• Task description:
Whenever a line in the records below holds the string "content", copy it out.

[[ Given records open ]]

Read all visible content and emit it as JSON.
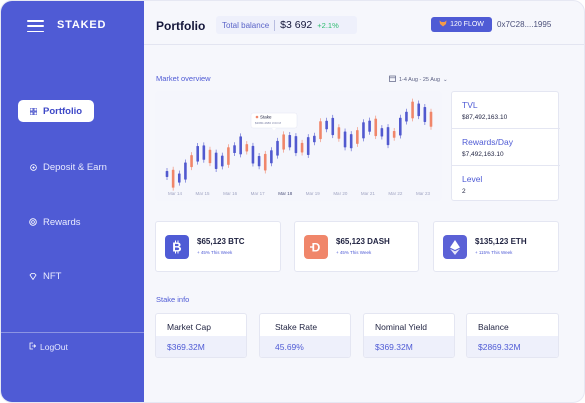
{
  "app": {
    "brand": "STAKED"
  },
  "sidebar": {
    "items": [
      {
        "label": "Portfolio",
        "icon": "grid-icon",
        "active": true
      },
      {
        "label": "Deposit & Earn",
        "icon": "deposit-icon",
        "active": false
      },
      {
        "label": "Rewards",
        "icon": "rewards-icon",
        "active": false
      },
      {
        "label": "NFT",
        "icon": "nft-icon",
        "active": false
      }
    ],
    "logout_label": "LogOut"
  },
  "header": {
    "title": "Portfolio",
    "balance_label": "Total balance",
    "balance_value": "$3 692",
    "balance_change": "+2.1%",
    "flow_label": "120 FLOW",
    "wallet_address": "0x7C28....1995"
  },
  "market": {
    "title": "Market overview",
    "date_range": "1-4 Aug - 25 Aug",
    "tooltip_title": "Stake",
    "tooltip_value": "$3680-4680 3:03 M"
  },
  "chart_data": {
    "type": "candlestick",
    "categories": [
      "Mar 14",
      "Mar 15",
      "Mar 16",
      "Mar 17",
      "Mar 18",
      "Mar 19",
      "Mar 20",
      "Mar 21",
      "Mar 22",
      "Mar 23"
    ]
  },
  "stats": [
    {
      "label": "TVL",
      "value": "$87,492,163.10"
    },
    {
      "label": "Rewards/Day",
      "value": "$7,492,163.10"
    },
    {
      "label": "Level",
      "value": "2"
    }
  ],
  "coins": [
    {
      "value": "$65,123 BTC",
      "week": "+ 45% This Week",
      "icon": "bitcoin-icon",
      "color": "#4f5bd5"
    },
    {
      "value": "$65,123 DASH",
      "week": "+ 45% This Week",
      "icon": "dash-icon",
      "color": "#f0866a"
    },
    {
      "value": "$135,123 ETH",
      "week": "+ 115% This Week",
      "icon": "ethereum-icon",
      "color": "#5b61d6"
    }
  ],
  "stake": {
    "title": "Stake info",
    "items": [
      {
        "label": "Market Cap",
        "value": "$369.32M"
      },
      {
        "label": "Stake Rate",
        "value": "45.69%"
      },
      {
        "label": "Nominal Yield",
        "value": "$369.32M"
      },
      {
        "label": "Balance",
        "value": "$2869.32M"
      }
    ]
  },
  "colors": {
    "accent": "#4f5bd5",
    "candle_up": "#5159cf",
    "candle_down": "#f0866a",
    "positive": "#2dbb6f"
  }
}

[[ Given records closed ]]
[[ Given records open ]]

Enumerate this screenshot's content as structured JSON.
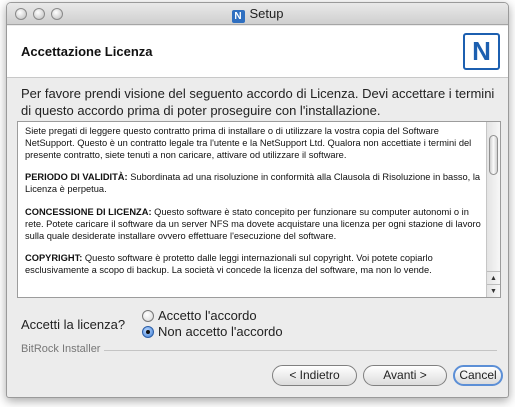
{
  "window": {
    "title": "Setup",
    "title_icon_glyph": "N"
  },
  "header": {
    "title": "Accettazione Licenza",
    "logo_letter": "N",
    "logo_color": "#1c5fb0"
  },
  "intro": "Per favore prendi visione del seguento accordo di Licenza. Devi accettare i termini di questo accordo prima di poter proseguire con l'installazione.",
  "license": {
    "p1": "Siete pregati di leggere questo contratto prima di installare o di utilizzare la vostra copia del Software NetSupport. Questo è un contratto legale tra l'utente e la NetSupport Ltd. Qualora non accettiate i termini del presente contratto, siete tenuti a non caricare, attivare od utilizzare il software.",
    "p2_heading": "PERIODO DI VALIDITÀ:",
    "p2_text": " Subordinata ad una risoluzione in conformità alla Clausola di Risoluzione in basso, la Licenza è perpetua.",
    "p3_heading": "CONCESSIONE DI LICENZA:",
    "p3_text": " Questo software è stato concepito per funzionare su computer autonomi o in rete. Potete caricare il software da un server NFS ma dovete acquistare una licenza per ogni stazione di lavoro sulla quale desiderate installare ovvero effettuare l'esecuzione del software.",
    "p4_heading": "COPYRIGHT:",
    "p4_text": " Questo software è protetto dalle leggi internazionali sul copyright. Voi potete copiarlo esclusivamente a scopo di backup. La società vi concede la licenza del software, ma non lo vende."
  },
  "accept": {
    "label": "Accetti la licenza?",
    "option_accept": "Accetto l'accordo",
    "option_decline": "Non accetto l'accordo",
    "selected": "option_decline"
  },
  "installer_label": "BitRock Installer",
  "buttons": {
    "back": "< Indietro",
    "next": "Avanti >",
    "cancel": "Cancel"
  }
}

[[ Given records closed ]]

• Answer section:
Read all visible content and emit it as JSON.
Enumerate this screenshot's content as structured JSON.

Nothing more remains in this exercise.